"Anyone who ever gave you confidence, you owe them a lot." — Holly Golightly in Truman Capote's Breakfast at Tiffany's
I can't pinpoint the moment I knew I wanted to be a writer; it feels as if the desire to write has always been in my mind. And I don't really know how I learned to be a writer, either; somewhere, somehow, after reading countless books, the lessons must have sunk in, when I wasn't looking.
What I am aware of, every day, is the fact that there have been some amazing people who've given me confidence. I know I wouldn't have become a writer without them.
My Mom: I dedicated my first novel, The Damage Done, to my mother, because she's the person who has encouraged me more than anyone else in the world. When I was a (greedy) child, I used to come home from school with lists of books I wanted to order through the Scholastic Book Club; my mother never said no. She taught me to read, took me to libraries, and told me I could do anything I wanted. She's usually my first reader for books and short stories, too. When I say that she encourages me, that doesn't mean she gives me unalloyed approval; she tells me when things don't make sense and points out awkward phrasings that act like "speed bumps" in my writing. Mom, you are awesome.
My Dad: I remember a conversation my father had with me when I was 12: he told me that the only difference between me and a professional writer is that the pro would outline. Sadly, I still haven't learned to successfully outline, but that hasn't stopped my dad from being one of my biggest cheerleaders. He occasionally gets jealous that my mom gets to read my books before he does, but he understands that his tendency to charge up to total strangers, tell them about his daughter the writer and occasionally blurt out major plot points is at the root of this issue. Dad, you are awesome.
My Grandmother: You may have read about my amazing grandmother before. She's the person responsible for my love of mystery and noir. She bought me boatloads of books and introduced me to the films of Barbara Stanwyck (Double Indemnity, The Strange Love of Martha Ivers, Baby Face, et al). She also gave me a wealth of wonderful sayings, including the one I live by: "If you're going to sin, sin big." I miss her every day.

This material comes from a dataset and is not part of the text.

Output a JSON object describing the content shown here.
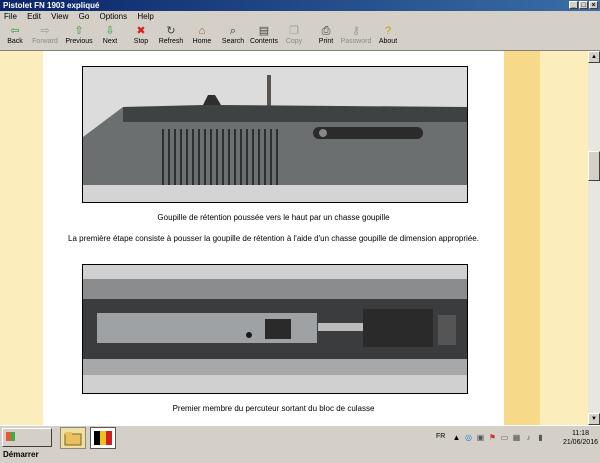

My Grade Four & Five Teacher, Mrs. McIsaac: She once gave me a book — Mary Stewart's The Little Broomstick — inscribed with the words, "To Hilary — I expect to read a book by you one day." She let me start my own newspaper (using the school's photocopier, of course), helped me produce a play I wrote, and encouraged me to enter short-story and poetry contests, a few of which I actually won. (If I ever get famous, Scholastic will undoubtedly release my classic prize-winning story "Ametafear's Tomb." Wait for it!)
My Grade Six Teacher, Mrs. Lampert: All I can say is that Bonnie Tyler-lookalike Mrs. Lampert believed that I could do absolutely anything. She was an incredible inspiration, and she had impeccable taste — she's the person who introduced me to Lois Duncan's books, which were a huge inspiration.
My High School English Teacher, Mr. Baker: It would be hard to underestimate Mr. Baker's influence on me. It's only because of him that I get the beauty of Elizabethan English, and I'm positive that his crazy, in-class "Don't Stop Writing" exercises — in which we had to keep writing, no matter what, even though Mr. Baker was literally standing on his head to distract us — help me keep my focus when I'm writing today. I got to see him at a reunion just before The Damage Done came out, and his reaction to my book deal was classic Mr. Baker: "You're being published by Macmillan? Holy shit!"
My Husband: Can't leave him out. Other people get to read the books; he gets to live with the crazy. And that's why my second book, The Next One to Fall (coming in February 2012), is dedicated this way: "For my husband, Dan — my first, my last, my everything."
* * *
Congrats to the winners of the GoodReads Giveaway for The Next One to Fall — your advance reading copies are in the mail. This week, I'll be launching the pre-order contest (here's a preview of one of the prizes). My book tour is taking shape, with dates in New York, Houston, Austin, Scottsdale, Denver, San Diego, San Francisco, and other cities already planned. And if you're interested in reading the first chapter of the new book, you're in luck — Chapter One is on the Macmillan site!